In what way does the doctrine of the LDS Church differ from the above? It is in a very vital aspect that it does so. Mormon theology views the death of Christ as a victory over the Fall in Adam, from which everyone is guaranteed a part in the resurrection. What then makes the sacrament so special, if everyone benefits from Christ’s death and resurrection? To the Mormon, there are three things signified to him by the sacrament:
- He covenants to always remember the son.
- He takes upon himself the name of Christ.
- He covenants to keep the commandments as long as he lives.
This three-fold formula is found in works by Bruce McConkie, Joseph Fielding Smith, Spencer Kimball, and Ezra Taft Benson. It is not merely one man’s opinion!
It should be noted that in the symbol which Christ instituted to remind us of the benefits of his death for us, the teachings of Mormonism persist in maintaining the importance of works. Mormonism is incurably a works-righteousness system in which the laborers must toil diligently for their hire. Grace (as it is biblically defined) cannot enter in, so the blood is taken out. Thus, instead of the fruit of the vine, which symbolizes Jesus’ purchase of his own, there is water – bread and water. Bread and water are stereo-typically the diet of one who is condemned and on death row. For him there is no hope. Bread and wine are the symbols taken by those whose hope is in the Lord Jesus Christ.
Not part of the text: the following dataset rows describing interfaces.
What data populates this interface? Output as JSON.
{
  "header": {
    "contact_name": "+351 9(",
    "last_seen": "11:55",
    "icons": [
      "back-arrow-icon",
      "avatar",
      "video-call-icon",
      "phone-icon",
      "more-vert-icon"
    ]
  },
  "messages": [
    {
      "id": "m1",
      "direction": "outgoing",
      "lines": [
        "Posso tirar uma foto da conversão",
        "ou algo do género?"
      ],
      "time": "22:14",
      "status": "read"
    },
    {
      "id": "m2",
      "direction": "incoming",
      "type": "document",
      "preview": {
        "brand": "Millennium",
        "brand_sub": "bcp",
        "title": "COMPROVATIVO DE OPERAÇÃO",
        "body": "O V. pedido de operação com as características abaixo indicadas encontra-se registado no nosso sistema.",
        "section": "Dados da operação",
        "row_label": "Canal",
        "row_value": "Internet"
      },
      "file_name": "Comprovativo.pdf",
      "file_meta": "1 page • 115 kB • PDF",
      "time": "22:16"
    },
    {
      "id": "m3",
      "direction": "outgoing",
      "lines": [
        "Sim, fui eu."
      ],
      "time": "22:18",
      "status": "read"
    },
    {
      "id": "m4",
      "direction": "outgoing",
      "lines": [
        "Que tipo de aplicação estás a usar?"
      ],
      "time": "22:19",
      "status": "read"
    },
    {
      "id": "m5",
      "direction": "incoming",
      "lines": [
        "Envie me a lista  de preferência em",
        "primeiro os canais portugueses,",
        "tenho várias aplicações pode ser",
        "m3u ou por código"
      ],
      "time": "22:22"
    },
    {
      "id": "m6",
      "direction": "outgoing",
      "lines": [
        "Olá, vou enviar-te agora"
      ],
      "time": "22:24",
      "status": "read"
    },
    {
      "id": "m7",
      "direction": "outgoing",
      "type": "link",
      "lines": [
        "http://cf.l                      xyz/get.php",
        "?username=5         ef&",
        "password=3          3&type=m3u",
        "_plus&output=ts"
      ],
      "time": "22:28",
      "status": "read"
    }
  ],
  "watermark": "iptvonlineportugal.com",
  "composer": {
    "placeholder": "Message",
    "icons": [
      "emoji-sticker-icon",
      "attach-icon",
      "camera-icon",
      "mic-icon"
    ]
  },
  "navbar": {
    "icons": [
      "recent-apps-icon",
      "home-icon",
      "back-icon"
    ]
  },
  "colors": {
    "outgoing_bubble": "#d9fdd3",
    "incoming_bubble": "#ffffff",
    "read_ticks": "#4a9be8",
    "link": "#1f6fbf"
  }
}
It is in him that we hope, and not in what our works will do for us (See Isaiah 64:6).